I learned about this novel from two different sources: one, it won a big French literary prize–the Prix Goncourt–which helped me to generate a list of 20th century French writing I might want to check out, and two, another novel by Tournier was placed on Le Monde’s top 100 books of all time, which is not limited to French writing and contains some really interesting choices. This novel is a series of different voices, documents, and narratives that tell of “The Ogre,” Abel Tiffauges, who begins the novel in France of 1938 as a school boy in love, but grows physically and metaphorically into a violent ogre of World War II.
The novel is broken into several sections, and the effect of these different sections is to shape the novel one way for the first third, shift in the middle, and provide a strange and uncomfortable balance in the final section.

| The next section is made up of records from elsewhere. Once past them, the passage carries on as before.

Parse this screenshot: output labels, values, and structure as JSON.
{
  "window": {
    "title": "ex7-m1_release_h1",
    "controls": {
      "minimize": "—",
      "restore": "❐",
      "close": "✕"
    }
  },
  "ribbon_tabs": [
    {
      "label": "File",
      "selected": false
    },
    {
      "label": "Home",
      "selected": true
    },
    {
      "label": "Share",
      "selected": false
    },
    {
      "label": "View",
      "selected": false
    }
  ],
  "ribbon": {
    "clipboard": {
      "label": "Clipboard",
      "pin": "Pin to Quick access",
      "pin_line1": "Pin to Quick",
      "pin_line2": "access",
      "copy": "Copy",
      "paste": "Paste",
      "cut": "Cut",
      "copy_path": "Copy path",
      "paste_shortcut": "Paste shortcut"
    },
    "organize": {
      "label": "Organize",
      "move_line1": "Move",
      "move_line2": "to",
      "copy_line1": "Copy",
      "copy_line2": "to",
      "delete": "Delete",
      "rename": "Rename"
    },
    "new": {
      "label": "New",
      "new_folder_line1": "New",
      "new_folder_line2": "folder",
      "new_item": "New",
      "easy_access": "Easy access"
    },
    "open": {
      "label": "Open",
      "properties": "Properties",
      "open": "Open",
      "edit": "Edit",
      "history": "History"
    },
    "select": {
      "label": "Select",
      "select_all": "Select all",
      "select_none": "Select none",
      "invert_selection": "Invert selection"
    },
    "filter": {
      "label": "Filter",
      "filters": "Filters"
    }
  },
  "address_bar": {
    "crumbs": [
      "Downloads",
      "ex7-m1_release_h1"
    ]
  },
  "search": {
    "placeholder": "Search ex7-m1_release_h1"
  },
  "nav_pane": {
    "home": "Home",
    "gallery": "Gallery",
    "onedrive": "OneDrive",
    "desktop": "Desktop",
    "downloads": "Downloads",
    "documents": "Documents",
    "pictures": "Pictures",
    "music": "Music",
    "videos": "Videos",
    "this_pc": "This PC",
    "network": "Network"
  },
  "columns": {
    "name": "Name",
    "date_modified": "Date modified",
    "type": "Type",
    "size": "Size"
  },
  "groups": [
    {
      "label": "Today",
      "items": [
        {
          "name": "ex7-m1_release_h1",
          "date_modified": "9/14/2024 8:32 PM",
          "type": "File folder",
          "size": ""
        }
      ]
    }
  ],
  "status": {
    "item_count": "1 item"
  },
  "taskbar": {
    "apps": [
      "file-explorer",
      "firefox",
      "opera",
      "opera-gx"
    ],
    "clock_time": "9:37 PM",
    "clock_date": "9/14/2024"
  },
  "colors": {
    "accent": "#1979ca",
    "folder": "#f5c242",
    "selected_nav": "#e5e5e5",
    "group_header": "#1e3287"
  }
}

We begin with 130 pages of the “Sinister Writings” of the “Ogre” while he goes from a schoolboy to a child rapist. These section remind me wholly of the strange criminal character in Robert Musil’s The Man without Quality and what we find is that as Abel (The Ogre) slowly begins to create his version of the world in his head, his earnest politics of his youth give way to an apolitical construction of psychopathy to fit his desires. As this section ends, we find Abel arrested and on trial for the rape and murder of children, and in the run-up to the German invasion of France, he is released into the army in order to not waste resources on his trial. From there he is captured and then employed by the invading Nazi force, within which he finds a sense of place in the world. The novel continues from there in a blend of the “Sinister Writings” and a third person narration to close out the novel and the war. The narrative itself is more of a psychological profile than a narrative, though it’s also a narrative, and so don’t go looking for a strong clear plot. Instead, imagine the skeleton of an epic clearly knitted through with a fully realized and deeply disturbing character.